myList = [1,2,3,4]

# As long as the integer 4 is in myList, the while loop will continue to iterate.
while 4 in myList:
	# pop(0) will remove the first element in the list
	print "all done!"

Basic Operators

Python has many common operators as you would expect, or are at least familiar with if you've worked with other scripting languages. 

These are just the basics. There are other operators, like bit shift operators and more. Read about them at: http://docs.python.org/library/stdtypes.html

Operator Reference

Arithmetic Operators

In regards to Arithmetic Operators, the precision of the returned value depends on the data types of the arguments: including at least one float will return a float, otherwise, an integer is returned.


Addition. Note that the data type of the returned object depends on the data type of the arguments being used:

print 5 + 9
print 5.0 + 9
print 5 - 9
print 5 * 9
print 10 / 4.5
Floored Division: will divide and return just the nearest integer value, even if dividing floats.
print 10 // 4.5

Modulo: returns just the remainder of the dividend (the left argument) after being divided by the right argument.

In the example on the right, the 4.5 divides evenly twice, leaving 1.0 as a remainder.

print 10 % 4.5
Power: raise the the number on the left to the power of the number on the right.
print 5 ** 3
Boolean Operators
Returns True if either argument is True. If both are False, then returns False.
x = False
y = True
print x or y
Returns True only if both arguments are True. Otherwise, returns False.
x = False
y = True
print x and y
notReturns a boolean value that represents that opposite value of the trailing expression: False becomes True, and True becomes False.
x = True
print not x
Comparison Operators
Less than
print 10 < 5
print 10 < 10
Less than or equal to
print 10 <= 5
print 10 <= 10
Greater than
print 10 > 5
print 10 > 10
Greater than or equal to
print 10 >= 5
print 10 >= 10
print 10 == 10
print 10 == 0
Not equal
print 10 != 10
print 10 != 0
Returns True if both arguments are referring to the same object, otherwise, returns False.
x = 10
y = 5
print x is y
is not
Returns True if both arguments are referring to different objects.
x = 10
y = 5
print x is not y

Order of Operations

Note that there is an order of operations for Arithmetic and Boolean operators that can be modified with parenthesis. For arithmetic they are grouped in tiers and evaluated left-to-right within a given tier:

  • Parenthesis
  • Exponents
  • Multiplication, Division, Modulo
  • Addition, Subtraction

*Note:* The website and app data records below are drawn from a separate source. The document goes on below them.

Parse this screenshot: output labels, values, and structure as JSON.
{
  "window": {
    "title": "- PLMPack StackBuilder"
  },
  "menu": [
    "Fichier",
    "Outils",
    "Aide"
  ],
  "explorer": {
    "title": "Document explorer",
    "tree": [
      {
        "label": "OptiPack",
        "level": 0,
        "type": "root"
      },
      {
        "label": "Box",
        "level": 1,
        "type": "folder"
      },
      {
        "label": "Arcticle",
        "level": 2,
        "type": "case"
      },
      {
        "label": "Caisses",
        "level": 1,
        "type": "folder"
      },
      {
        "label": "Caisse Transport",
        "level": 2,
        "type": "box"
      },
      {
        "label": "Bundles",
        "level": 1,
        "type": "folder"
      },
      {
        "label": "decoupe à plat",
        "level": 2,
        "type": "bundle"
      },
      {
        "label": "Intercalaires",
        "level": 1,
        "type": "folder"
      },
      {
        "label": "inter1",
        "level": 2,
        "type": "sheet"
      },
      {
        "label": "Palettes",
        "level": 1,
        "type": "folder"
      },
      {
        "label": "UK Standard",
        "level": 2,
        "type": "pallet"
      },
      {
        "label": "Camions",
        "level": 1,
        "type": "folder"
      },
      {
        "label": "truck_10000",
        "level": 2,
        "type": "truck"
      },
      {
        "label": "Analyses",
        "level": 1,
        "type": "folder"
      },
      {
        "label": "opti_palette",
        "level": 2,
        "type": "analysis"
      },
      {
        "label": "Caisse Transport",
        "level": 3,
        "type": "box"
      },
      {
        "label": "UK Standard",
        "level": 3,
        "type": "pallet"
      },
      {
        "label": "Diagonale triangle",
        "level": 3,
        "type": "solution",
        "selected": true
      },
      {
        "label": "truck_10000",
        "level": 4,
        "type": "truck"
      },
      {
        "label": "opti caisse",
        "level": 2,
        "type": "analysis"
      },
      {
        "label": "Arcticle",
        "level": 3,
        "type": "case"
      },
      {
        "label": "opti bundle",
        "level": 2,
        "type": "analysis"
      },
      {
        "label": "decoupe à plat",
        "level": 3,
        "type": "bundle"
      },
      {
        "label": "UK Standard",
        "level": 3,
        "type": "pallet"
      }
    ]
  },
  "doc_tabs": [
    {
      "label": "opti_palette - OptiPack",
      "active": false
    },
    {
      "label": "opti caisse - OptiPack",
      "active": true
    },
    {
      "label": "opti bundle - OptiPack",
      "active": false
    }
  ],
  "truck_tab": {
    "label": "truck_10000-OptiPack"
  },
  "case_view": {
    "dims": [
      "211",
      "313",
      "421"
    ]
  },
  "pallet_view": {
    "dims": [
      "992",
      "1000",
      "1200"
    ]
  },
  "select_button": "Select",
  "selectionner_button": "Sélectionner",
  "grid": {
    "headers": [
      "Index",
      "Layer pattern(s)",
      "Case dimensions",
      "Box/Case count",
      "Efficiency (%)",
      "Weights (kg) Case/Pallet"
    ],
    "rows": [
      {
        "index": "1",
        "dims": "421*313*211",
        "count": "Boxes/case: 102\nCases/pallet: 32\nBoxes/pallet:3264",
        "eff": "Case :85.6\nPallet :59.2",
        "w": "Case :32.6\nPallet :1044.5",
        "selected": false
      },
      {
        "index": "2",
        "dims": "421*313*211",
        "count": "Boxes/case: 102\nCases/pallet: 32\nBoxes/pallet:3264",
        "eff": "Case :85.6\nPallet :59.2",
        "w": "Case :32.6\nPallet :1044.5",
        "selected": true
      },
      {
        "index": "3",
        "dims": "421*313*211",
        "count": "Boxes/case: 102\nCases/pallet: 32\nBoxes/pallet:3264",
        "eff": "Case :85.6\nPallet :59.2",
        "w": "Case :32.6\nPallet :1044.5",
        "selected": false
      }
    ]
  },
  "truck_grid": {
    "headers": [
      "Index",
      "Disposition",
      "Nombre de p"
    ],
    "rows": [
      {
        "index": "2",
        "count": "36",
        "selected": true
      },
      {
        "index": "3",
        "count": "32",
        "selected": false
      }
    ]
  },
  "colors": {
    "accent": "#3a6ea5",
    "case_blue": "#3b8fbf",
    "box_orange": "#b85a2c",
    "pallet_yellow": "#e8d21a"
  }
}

6+10*2   # produces 6+(10*2) = 26
6*10+2   # produces (6*10)+2 = 62

10*6%2   # produces (10*6)%2 = 0
10%6*2   # produces (10%6)*2 = 8

For Boolean operators:

  • Not
  • And
  • Or